Could you repeat every record below exactly, leaving out the pictures?

(Records shown)

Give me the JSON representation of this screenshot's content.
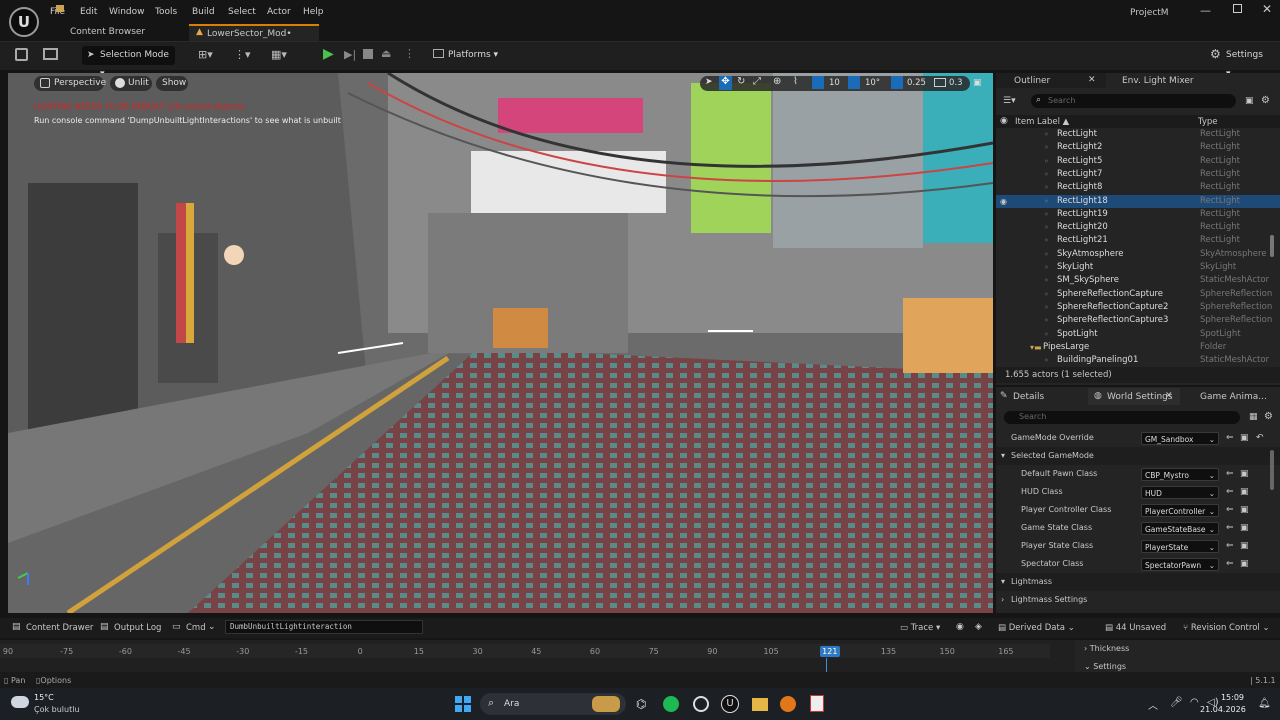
{
  "app": {
    "project": "ProjectM",
    "logo": "unreal-logo"
  },
  "menu": [
    "File",
    "Edit",
    "Window",
    "Tools",
    "Build",
    "Select",
    "Actor",
    "Help"
  ],
  "tabs": {
    "content_browser": "Content Browser",
    "level": "LowerSector_Mod•"
  },
  "toolbar": {
    "mode": "Selection Mode",
    "platforms": "Platforms",
    "settings": "Settings"
  },
  "viewport": {
    "perspective": "Perspective",
    "unlit": "Unlit",
    "show": "Show",
    "grid_snap": "10",
    "rot_snap": "10°",
    "scale_snap": "0.25",
    "cam_speed": "0.3",
    "warning": "LIGHTING NEEDS TO BE REBUILT (28 unbuilt objects)",
    "hint": "Run console command 'DumpUnbuiltLightInteractions' to see what is unbuilt"
  },
  "outliner": {
    "tab": "Outliner",
    "tab2": "Env. Light Mixer",
    "search_placeholder": "Search",
    "col_label": "Item Label ▲",
    "col_type": "Type",
    "rows": [
      {
        "label": "RectLight",
        "type": "RectLight"
      },
      {
        "label": "RectLight2",
        "type": "RectLight"
      },
      {
        "label": "RectLight5",
        "type": "RectLight"
      },
      {
        "label": "RectLight7",
        "type": "RectLight"
      },
      {
        "label": "RectLight8",
        "type": "RectLight"
      },
      {
        "label": "RectLight18",
        "type": "RectLight"
      },
      {
        "label": "RectLight19",
        "type": "RectLight"
      },
      {
        "label": "RectLight20",
        "type": "RectLight"
      },
      {
        "label": "RectLight21",
        "type": "RectLight"
      },
      {
        "label": "SkyAtmosphere",
        "type": "SkyAtmosphere"
      },
      {
        "label": "SkyLight",
        "type": "SkyLight"
      },
      {
        "label": "SM_SkySphere",
        "type": "StaticMeshActor"
      },
      {
        "label": "SphereReflectionCapture",
        "type": "SphereReflection"
      },
      {
        "label": "SphereReflectionCapture2",
        "type": "SphereReflection"
      },
      {
        "label": "SphereReflectionCapture3",
        "type": "SphereReflection"
      },
      {
        "label": "SpotLight",
        "type": "SpotLight"
      },
      {
        "label": "PipesLarge",
        "type": "Folder"
      },
      {
        "label": "BuildingPaneling01",
        "type": "StaticMeshActor"
      }
    ],
    "selected_index": 5,
    "footer": "1.655 actors (1 selected)"
  },
  "details": {
    "tab": "Details",
    "tab2": "World Settings",
    "tab3": "Game Anima...",
    "search_placeholder": "Search",
    "gamemode_override": {
      "label": "GameMode Override",
      "value": "GM_Sandbox"
    },
    "section_selected": "Selected GameMode",
    "props": [
      {
        "label": "Default Pawn Class",
        "value": "CBP_Mystro"
      },
      {
        "label": "HUD Class",
        "value": "HUD"
      },
      {
        "label": "Player Controller Class",
        "value": "PlayerController"
      },
      {
        "label": "Game State Class",
        "value": "GameStateBase"
      },
      {
        "label": "Player State Class",
        "value": "PlayerState"
      },
      {
        "label": "Spectator Class",
        "value": "SpectatorPawn"
      }
    ],
    "section_lightmass": "Lightmass",
    "lightmass_settings": "Lightmass Settings"
  },
  "bottom": {
    "content_drawer": "Content Drawer",
    "output_log": "Output Log",
    "cmd": "Cmd",
    "cmd_value": "DumbUnbuiltLightinteraction",
    "trace": "Trace",
    "derived": "Derived Data",
    "unsaved": "44 Unsaved",
    "revision": "Revision Control"
  },
  "timeline": {
    "ticks": [
      "90",
      "-75",
      "-60",
      "-45",
      "-30",
      "-15",
      "0",
      "15",
      "30",
      "45",
      "60",
      "75",
      "90",
      "105",
      "121",
      "135",
      "150",
      "165"
    ],
    "current": "121",
    "thickness": "Thickness",
    "settings": "Settings"
  },
  "status": {
    "pan": "Pan",
    "options": "Options",
    "version": "5.1.1"
  },
  "taskbar": {
    "temp": "15°C",
    "weather": "Çok bulutlu",
    "search": "Ara",
    "time": "15:09",
    "date": "21.04.2026"
  }
}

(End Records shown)

Result of this exercise:
Give me the JSON representation of this screenshot's content.
{
  "app": {
    "project": "ProjectM",
    "logo": "unreal-logo"
  },
  "menu": [
    "File",
    "Edit",
    "Window",
    "Tools",
    "Build",
    "Select",
    "Actor",
    "Help"
  ],
  "tabs": {
    "content_browser": "Content Browser",
    "level": "LowerSector_Mod•"
  },
  "toolbar": {
    "mode": "Selection Mode",
    "platforms": "Platforms",
    "settings": "Settings"
  },
  "viewport": {
    "perspective": "Perspective",
    "unlit": "Unlit",
    "show": "Show",
    "grid_snap": "10",
    "rot_snap": "10°",
    "scale_snap": "0.25",
    "cam_speed": "0.3",
    "warning": "LIGHTING NEEDS TO BE REBUILT (28 unbuilt objects)",
    "hint": "Run console command 'DumpUnbuiltLightInteractions' to see what is unbuilt"
  },
  "outliner": {
    "tab": "Outliner",
    "tab2": "Env. Light Mixer",
    "search_placeholder": "Search",
    "col_label": "Item Label ▲",
    "col_type": "Type",
    "rows": [
      {
        "label": "RectLight",
        "type": "RectLight"
      },
      {
        "label": "RectLight2",
        "type": "RectLight"
      },
      {
        "label": "RectLight5",
        "type": "RectLight"
      },
      {
        "label": "RectLight7",
        "type": "RectLight"
      },
      {
        "label": "RectLight8",
        "type": "RectLight"
      },
      {
        "label": "RectLight18",
        "type": "RectLight"
      },
      {
        "label": "RectLight19",
        "type": "RectLight"
      },
      {
        "label": "RectLight20",
        "type": "RectLight"
      },
      {
        "label": "RectLight21",
        "type": "RectLight"
      },
      {
        "label": "SkyAtmosphere",
        "type": "SkyAtmosphere"
      },
      {
        "label": "SkyLight",
        "type": "SkyLight"
      },
      {
        "label": "SM_SkySphere",
        "type": "StaticMeshActor"
      },
      {
        "label": "SphereReflectionCapture",
        "type": "SphereReflection"
      },
      {
        "label": "SphereReflectionCapture2",
        "type": "SphereReflection"
      },
      {
        "label": "SphereReflectionCapture3",
        "type": "SphereReflection"
      },
      {
        "label": "SpotLight",
        "type": "SpotLight"
      },
      {
        "label": "PipesLarge",
        "type": "Folder"
      },
      {
        "label": "BuildingPaneling01",
        "type": "StaticMeshActor"
      }
    ],
    "selected_index": 5,
    "footer": "1.655 actors (1 selected)"
  },
  "details": {
    "tab": "Details",
    "tab2": "World Settings",
    "tab3": "Game Anima...",
    "search_placeholder": "Search",
    "gamemode_override": {
      "label": "GameMode Override",
      "value": "GM_Sandbox"
    },
    "section_selected": "Selected GameMode",
    "props": [
      {
        "label": "Default Pawn Class",
        "value": "CBP_Mystro"
      },
      {
        "label": "HUD Class",
        "value": "HUD"
      },
      {
        "label": "Player Controller Class",
        "value": "PlayerController"
      },
      {
        "label": "Game State Class",
        "value": "GameStateBase"
      },
      {
        "label": "Player State Class",
        "value": "PlayerState"
      },
      {
        "label": "Spectator Class",
        "value": "SpectatorPawn"
      }
    ],
    "section_lightmass": "Lightmass",
    "lightmass_settings": "Lightmass Settings"
  },
  "bottom": {
    "content_drawer": "Content Drawer",
    "output_log": "Output Log",
    "cmd": "Cmd",
    "cmd_value": "DumbUnbuiltLightinteraction",
    "trace": "Trace",
    "derived": "Derived Data",
    "unsaved": "44 Unsaved",
    "revision": "Revision Control"
  },
  "timeline": {
    "ticks": [
      "90",
      "-75",
      "-60",
      "-45",
      "-30",
      "-15",
      "0",
      "15",
      "30",
      "45",
      "60",
      "75",
      "90",
      "105",
      "121",
      "135",
      "150",
      "165"
    ],
    "current": "121",
    "thickness": "Thickness",
    "settings": "Settings"
  },
  "status": {
    "pan": "Pan",
    "options": "Options",
    "version": "5.1.1"
  },
  "taskbar": {
    "temp": "15°C",
    "weather": "Çok bulutlu",
    "search": "Ara",
    "time": "15:09",
    "date": "21.04.2026"
  }
}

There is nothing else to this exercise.